## WHAT YOU WILL DO
An exact copy of the listing below is needed, with no pictures in it.
*** Block opens ***
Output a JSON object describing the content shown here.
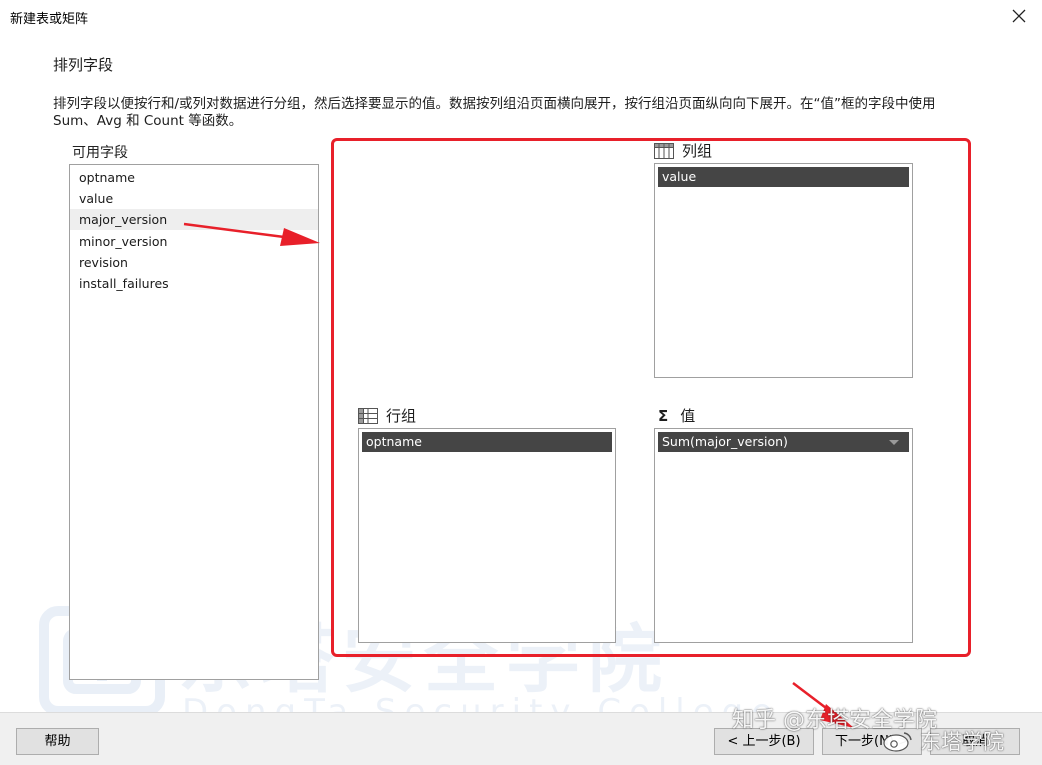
{
  "window": {
    "title": "新建表或矩阵"
  },
  "page": {
    "section_title": "排列字段",
    "description": "排列字段以便按行和/或列对数据进行分组，然后选择要显示的值。数据按列组沿页面横向展开，按行组沿页面纵向向下展开。在“值”框的字段中使用 Sum、Avg 和 Count 等函数。"
  },
  "available_fields": {
    "label": "可用字段",
    "items": [
      "optname",
      "value",
      "major_version",
      "minor_version",
      "revision",
      "install_failures"
    ]
  },
  "column_groups": {
    "label": "列组",
    "items": [
      "value"
    ]
  },
  "row_groups": {
    "label": "行组",
    "items": [
      "optname"
    ]
  },
  "values": {
    "label": "值",
    "symbol": "Σ",
    "items": [
      "Sum(major_version)"
    ]
  },
  "footer": {
    "help_label": "帮助",
    "back_label": "< 上一步(B)",
    "next_label": "下一步(N) >",
    "cancel_label": "取消"
  },
  "watermark": {
    "cn": "东塔安全学院",
    "en": "DongTa Security College",
    "zhihu": "知乎 @东塔安全学院",
    "weibo": "东塔学院"
  },
  "colors": {
    "annotation_red": "#e8202a",
    "chip_bg": "#454545",
    "footer_bg": "#f0f0f0"
  }
}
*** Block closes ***
## EXERCISE ANSWER
Output a JSON object describing the content shown here.
{
  "window": {
    "title": "新建表或矩阵"
  },
  "page": {
    "section_title": "排列字段",
    "description": "排列字段以便按行和/或列对数据进行分组，然后选择要显示的值。数据按列组沿页面横向展开，按行组沿页面纵向向下展开。在“值”框的字段中使用 Sum、Avg 和 Count 等函数。"
  },
  "available_fields": {
    "label": "可用字段",
    "items": [
      "optname",
      "value",
      "major_version",
      "minor_version",
      "revision",
      "install_failures"
    ]
  },
  "column_groups": {
    "label": "列组",
    "items": [
      "value"
    ]
  },
  "row_groups": {
    "label": "行组",
    "items": [
      "optname"
    ]
  },
  "values": {
    "label": "值",
    "symbol": "Σ",
    "items": [
      "Sum(major_version)"
    ]
  },
  "footer": {
    "help_label": "帮助",
    "back_label": "< 上一步(B)",
    "next_label": "下一步(N) >",
    "cancel_label": "取消"
  },
  "watermark": {
    "cn": "东塔安全学院",
    "en": "DongTa Security College",
    "zhihu": "知乎 @东塔安全学院",
    "weibo": "东塔学院"
  },
  "colors": {
    "annotation_red": "#e8202a",
    "chip_bg": "#454545",
    "footer_bg": "#f0f0f0"
  }
}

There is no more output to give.